*THE PROBLEM*:
Copy out every line in the entries below that includes "subtitle".

*MATERIAL TO PROCESS*:

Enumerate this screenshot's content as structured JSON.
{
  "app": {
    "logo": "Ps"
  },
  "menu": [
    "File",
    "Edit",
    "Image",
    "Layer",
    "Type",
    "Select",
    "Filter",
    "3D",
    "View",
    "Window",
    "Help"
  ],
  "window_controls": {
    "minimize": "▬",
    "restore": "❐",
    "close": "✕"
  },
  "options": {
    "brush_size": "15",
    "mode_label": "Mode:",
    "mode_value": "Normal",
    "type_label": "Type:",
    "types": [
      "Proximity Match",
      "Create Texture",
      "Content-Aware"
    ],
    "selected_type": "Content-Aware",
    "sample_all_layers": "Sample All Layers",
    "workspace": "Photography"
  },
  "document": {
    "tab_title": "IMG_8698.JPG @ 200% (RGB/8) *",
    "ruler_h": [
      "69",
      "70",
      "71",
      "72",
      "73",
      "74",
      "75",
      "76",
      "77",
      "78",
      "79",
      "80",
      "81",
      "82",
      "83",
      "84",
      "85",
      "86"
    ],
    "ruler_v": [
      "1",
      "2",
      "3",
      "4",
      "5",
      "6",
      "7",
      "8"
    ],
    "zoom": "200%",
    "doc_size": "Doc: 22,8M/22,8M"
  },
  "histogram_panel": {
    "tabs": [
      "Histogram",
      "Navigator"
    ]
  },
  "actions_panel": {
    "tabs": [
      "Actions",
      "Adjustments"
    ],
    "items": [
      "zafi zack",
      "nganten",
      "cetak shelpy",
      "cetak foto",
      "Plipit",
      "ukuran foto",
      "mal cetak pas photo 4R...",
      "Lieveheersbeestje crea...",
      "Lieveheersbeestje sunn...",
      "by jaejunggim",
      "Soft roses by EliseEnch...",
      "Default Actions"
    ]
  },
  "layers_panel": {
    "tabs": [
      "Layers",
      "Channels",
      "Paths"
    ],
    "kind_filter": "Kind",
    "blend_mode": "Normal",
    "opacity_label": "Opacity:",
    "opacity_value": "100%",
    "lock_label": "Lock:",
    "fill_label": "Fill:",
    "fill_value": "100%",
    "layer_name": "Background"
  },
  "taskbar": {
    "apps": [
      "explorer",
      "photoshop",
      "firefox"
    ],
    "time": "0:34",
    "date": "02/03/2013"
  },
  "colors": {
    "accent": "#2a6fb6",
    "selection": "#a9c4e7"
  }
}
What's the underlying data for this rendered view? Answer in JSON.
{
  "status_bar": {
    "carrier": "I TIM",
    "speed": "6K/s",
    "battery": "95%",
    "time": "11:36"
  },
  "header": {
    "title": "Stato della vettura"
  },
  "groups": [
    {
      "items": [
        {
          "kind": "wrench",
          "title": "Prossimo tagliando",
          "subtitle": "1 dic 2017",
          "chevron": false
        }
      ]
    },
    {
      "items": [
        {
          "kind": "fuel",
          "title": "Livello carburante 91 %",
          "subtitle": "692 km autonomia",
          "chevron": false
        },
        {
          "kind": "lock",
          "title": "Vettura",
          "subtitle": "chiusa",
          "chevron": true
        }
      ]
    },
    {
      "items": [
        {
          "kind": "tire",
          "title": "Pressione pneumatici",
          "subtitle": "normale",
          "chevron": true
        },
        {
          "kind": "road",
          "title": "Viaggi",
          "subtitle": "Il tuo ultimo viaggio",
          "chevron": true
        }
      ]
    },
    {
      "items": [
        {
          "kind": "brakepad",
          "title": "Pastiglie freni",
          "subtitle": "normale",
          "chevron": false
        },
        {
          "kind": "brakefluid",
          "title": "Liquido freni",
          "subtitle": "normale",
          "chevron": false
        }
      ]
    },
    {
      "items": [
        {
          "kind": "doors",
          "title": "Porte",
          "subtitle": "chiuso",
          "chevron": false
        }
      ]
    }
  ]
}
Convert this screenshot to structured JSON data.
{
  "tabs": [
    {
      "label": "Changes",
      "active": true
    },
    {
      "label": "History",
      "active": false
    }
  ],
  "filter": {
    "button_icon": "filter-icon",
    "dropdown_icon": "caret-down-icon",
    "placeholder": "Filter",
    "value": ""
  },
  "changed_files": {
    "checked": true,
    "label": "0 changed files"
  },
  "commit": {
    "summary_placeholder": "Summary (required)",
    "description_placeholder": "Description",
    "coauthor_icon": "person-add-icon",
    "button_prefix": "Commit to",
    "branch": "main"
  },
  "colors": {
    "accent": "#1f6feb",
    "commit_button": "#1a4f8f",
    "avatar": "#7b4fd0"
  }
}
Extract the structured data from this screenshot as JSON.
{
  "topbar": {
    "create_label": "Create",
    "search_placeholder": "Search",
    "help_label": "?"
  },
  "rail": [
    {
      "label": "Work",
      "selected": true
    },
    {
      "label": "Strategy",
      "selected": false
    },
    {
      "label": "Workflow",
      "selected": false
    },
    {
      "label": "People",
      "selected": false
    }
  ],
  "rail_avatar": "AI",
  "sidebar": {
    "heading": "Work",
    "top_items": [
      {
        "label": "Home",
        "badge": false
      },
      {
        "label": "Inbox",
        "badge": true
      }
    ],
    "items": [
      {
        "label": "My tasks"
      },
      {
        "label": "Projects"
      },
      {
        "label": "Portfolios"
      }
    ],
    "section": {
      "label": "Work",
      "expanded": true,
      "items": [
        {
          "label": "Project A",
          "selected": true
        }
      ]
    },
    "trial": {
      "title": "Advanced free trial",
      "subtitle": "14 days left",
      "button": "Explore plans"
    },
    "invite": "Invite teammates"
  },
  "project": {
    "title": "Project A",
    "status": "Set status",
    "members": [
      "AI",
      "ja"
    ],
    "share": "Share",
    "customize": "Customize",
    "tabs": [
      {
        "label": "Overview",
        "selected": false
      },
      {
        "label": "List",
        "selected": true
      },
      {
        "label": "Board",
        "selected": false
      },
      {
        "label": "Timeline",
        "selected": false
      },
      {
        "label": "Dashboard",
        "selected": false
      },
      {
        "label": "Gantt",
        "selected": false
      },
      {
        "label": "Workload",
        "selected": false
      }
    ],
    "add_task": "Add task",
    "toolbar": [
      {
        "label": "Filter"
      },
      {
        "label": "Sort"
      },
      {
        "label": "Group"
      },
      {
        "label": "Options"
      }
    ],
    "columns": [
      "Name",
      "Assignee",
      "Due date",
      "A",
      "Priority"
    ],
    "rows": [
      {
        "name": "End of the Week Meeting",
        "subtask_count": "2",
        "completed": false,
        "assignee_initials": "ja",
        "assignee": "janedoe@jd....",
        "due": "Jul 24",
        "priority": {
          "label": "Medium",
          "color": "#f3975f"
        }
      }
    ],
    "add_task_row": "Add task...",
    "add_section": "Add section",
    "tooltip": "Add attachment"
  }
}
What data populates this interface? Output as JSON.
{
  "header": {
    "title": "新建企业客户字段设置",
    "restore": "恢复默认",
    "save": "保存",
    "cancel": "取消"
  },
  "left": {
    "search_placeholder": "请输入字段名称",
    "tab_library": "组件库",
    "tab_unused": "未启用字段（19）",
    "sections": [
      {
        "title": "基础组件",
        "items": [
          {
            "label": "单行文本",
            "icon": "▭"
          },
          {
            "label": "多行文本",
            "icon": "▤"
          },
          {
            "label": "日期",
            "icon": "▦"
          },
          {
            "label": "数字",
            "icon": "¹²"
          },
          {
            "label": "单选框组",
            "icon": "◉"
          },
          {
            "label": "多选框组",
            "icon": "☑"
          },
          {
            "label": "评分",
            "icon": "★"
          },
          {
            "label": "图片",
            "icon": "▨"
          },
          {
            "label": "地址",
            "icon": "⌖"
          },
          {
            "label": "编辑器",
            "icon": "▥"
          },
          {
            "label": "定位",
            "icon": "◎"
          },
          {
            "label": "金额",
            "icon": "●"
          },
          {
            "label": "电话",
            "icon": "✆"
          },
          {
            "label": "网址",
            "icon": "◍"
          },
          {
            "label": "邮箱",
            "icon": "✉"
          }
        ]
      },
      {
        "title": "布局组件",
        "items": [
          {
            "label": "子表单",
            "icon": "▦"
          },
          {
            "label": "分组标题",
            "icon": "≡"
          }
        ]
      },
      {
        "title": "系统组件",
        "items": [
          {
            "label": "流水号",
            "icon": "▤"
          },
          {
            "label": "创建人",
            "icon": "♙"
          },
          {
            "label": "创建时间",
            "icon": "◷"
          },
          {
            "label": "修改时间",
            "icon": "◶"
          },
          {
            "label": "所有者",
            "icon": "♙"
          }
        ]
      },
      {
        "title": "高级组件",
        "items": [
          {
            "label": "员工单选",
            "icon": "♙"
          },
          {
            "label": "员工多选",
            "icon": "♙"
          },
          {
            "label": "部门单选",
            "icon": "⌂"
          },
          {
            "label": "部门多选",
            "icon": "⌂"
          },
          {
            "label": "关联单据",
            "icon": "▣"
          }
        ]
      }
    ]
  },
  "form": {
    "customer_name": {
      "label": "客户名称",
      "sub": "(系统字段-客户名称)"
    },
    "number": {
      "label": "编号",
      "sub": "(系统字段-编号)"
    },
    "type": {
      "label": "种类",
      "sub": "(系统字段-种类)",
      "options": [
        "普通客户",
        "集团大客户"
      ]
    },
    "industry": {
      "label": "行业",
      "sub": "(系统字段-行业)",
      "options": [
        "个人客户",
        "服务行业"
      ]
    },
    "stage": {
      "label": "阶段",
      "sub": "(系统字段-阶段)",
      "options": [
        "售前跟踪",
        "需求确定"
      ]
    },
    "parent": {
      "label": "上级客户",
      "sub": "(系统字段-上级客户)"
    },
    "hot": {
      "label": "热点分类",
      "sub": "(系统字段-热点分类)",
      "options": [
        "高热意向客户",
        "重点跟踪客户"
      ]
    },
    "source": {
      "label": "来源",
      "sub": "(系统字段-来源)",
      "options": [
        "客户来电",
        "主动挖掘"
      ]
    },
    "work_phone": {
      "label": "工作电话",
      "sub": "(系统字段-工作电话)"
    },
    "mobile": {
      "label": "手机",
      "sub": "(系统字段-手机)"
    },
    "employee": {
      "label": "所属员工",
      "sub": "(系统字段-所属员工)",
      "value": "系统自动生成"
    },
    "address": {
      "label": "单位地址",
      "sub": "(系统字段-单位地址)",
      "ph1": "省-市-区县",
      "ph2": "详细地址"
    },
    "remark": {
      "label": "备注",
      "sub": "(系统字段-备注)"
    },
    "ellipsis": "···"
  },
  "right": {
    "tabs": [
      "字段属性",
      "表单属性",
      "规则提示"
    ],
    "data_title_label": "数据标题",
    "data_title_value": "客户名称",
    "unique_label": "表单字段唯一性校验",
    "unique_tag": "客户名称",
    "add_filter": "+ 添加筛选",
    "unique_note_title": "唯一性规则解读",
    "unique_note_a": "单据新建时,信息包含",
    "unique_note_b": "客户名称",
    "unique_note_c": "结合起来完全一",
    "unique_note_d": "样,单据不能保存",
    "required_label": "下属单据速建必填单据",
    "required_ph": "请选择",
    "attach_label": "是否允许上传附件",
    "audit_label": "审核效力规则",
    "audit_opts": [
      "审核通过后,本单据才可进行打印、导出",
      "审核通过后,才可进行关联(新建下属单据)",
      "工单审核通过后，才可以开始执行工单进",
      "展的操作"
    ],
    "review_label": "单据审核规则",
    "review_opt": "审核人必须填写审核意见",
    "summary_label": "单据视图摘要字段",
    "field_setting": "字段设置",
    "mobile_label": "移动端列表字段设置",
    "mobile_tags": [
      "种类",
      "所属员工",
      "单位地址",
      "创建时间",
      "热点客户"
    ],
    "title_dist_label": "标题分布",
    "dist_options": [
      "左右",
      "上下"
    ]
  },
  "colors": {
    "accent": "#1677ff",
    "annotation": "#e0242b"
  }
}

*TASK OUTPUT*:
          "subtitle": "1 dic 2017",
          "subtitle": "692 km autonomia",
          "subtitle": "chiusa",
          "subtitle": "normale",
          "subtitle": "Il tuo ultimo viaggio",
          "subtitle": "normale",
          "subtitle": "normale",
          "subtitle": "chiuso",
      "subtitle": "14 days left",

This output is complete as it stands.